|>||In excess of quoted value|
|A||Taxonomic flag for affinis (aff.)|
|B||Beginning of CTD Down/Up Cast|
|C||Taxonomic flag for confer (cf.)|
|E||End of CTD Down/Up Cast|
|G||Non-taxonomic biological characteristic uncertainty|
|I||Taxonomic flag for single species (sp.)|
|K||Improbable value - unknown quality control source|
|L||Improbable value - originator's quality control|
|M||Improbable value - BODC quality control|
|O||Improbable value - user quality control|
The following single character qualifying flags may be associated with one or more individual parameters with a data cycle:
|0||no quality control|
|2||probably good value|
|3||probably bad value|
|6||value below detection|
|7||value in excess|

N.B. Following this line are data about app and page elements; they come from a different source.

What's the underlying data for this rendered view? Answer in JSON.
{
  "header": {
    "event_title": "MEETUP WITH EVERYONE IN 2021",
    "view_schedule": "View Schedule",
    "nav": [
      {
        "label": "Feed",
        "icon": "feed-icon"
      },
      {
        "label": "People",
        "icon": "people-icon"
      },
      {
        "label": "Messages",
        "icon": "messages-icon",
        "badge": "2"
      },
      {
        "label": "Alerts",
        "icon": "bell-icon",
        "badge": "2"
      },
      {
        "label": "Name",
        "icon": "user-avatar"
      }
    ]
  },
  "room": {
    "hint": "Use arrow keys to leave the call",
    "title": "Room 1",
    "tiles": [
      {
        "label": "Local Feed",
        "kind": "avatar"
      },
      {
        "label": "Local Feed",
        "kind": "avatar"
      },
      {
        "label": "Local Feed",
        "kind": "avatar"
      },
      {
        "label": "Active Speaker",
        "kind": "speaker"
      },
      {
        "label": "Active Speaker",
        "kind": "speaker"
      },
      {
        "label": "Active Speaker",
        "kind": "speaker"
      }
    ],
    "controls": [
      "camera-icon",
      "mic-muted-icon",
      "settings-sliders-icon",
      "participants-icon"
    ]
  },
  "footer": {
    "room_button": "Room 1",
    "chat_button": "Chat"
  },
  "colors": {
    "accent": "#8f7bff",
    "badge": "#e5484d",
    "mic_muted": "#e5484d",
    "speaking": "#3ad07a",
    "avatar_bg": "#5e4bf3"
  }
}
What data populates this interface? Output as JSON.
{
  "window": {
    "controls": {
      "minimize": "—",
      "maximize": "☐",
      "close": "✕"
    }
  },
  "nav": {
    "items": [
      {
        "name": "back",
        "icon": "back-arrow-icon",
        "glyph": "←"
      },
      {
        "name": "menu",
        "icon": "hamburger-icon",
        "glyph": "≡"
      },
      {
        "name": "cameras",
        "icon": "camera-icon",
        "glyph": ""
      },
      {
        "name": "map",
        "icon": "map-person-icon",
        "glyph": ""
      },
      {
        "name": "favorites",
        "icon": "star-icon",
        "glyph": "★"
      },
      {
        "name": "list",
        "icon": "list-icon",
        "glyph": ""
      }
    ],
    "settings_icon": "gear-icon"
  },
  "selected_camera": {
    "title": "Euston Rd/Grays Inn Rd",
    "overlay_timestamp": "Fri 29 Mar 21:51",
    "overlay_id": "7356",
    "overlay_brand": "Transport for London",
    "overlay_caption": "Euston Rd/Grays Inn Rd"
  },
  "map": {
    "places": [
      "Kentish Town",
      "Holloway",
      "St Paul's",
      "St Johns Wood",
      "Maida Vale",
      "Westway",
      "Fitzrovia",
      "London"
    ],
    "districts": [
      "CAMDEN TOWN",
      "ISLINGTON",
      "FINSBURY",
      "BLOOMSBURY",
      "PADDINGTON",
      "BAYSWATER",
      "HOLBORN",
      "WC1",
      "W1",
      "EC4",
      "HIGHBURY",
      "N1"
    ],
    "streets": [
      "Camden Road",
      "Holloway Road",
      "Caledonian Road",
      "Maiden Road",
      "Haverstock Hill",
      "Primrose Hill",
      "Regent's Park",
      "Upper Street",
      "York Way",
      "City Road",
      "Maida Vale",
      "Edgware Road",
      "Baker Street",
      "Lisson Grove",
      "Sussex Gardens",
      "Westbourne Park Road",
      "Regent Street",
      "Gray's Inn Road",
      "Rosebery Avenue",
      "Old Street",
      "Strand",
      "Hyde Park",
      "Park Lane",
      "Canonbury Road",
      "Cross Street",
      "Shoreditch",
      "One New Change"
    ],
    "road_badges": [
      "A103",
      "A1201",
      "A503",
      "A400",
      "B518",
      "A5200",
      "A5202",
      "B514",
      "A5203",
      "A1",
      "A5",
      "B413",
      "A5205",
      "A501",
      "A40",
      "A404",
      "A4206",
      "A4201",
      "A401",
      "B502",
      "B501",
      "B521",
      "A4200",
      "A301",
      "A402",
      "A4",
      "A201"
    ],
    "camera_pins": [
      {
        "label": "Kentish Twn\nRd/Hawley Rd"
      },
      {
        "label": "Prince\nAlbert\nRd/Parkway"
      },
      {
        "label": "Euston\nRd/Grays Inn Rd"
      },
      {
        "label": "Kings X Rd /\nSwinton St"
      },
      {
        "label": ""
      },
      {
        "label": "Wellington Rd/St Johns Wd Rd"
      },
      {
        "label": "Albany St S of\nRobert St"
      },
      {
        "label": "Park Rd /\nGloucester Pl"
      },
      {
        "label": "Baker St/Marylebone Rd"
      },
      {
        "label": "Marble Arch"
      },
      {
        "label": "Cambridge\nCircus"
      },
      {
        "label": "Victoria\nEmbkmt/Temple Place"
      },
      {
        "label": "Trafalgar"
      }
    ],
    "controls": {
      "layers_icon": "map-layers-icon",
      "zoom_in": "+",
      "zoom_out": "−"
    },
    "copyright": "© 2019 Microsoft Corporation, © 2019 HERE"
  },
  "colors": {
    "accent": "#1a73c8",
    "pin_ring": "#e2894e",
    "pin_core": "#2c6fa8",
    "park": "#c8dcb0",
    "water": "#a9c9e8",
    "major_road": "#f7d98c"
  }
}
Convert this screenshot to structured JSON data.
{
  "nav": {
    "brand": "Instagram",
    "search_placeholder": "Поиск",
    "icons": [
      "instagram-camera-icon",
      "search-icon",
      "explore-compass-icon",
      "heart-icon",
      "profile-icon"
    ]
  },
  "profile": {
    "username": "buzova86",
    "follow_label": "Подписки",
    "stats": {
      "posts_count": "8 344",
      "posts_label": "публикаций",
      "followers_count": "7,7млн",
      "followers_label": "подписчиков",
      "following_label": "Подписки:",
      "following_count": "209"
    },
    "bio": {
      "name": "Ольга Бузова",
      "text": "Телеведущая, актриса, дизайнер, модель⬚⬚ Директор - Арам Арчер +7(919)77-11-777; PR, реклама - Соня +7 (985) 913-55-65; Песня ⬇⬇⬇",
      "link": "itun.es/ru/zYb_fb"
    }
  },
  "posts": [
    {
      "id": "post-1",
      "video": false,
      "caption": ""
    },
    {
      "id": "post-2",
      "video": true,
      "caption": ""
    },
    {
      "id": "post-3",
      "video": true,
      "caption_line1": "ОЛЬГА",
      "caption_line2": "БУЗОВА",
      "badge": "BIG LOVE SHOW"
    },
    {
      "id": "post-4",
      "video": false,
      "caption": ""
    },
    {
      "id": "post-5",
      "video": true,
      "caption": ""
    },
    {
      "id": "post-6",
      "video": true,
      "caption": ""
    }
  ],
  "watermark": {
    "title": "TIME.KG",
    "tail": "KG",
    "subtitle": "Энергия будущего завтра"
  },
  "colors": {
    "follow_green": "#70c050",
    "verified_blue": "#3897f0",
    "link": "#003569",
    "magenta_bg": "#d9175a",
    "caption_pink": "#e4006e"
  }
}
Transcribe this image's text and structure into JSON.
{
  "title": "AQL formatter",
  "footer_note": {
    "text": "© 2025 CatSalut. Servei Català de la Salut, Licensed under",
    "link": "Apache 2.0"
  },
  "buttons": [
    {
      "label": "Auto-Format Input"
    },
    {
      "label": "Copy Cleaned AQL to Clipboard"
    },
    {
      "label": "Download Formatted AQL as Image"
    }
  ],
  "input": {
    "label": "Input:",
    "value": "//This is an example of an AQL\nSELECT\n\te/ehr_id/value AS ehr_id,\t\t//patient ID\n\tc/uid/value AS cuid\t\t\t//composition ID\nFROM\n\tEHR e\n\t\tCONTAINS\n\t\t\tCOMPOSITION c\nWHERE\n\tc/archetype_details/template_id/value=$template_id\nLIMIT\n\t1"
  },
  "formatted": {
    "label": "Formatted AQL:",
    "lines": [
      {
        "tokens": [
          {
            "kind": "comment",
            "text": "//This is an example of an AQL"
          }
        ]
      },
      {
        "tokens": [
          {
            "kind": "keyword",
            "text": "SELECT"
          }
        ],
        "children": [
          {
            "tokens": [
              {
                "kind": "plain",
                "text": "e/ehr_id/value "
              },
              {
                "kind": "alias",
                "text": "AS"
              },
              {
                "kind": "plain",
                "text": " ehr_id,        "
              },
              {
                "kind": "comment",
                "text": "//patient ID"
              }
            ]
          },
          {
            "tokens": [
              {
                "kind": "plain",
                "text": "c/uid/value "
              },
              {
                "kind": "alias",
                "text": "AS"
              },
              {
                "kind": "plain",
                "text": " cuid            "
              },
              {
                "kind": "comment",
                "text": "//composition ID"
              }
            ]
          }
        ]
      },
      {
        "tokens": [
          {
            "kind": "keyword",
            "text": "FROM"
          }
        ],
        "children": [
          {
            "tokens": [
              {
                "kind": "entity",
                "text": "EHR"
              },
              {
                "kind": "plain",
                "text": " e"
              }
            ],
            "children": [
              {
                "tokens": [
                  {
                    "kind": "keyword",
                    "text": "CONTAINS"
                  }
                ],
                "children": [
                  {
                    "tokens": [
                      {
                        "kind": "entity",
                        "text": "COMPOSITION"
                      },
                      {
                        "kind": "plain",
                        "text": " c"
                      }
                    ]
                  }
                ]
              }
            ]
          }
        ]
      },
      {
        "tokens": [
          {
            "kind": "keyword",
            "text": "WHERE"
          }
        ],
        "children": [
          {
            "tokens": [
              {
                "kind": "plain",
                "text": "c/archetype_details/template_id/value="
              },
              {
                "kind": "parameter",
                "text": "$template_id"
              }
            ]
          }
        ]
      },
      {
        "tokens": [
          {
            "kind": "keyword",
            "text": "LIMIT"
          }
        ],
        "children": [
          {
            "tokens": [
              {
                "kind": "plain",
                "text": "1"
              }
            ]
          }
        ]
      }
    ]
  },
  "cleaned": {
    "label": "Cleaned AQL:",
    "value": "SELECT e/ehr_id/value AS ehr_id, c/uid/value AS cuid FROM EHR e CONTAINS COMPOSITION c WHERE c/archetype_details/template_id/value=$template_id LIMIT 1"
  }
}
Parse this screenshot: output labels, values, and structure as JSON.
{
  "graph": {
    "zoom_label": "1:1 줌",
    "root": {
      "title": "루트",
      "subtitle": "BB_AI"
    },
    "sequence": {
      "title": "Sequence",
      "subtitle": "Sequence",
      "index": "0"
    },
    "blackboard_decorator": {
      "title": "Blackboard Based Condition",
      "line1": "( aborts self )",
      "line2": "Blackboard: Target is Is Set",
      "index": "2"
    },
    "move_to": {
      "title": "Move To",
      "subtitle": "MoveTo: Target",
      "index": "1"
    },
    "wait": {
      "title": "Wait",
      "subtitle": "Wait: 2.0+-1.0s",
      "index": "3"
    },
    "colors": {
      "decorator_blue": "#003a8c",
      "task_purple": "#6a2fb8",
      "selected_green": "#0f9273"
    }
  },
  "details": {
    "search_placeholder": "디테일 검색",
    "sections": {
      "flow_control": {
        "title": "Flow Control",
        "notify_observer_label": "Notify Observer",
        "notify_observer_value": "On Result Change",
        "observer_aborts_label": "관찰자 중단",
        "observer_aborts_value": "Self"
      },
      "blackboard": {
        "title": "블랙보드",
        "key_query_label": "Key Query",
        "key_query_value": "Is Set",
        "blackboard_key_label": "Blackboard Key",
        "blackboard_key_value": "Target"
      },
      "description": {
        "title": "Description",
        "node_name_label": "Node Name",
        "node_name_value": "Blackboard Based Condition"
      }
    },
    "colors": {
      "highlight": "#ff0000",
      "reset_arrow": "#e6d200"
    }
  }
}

|A||value phenomenon uncertain|
|Q||value below limit of quantification|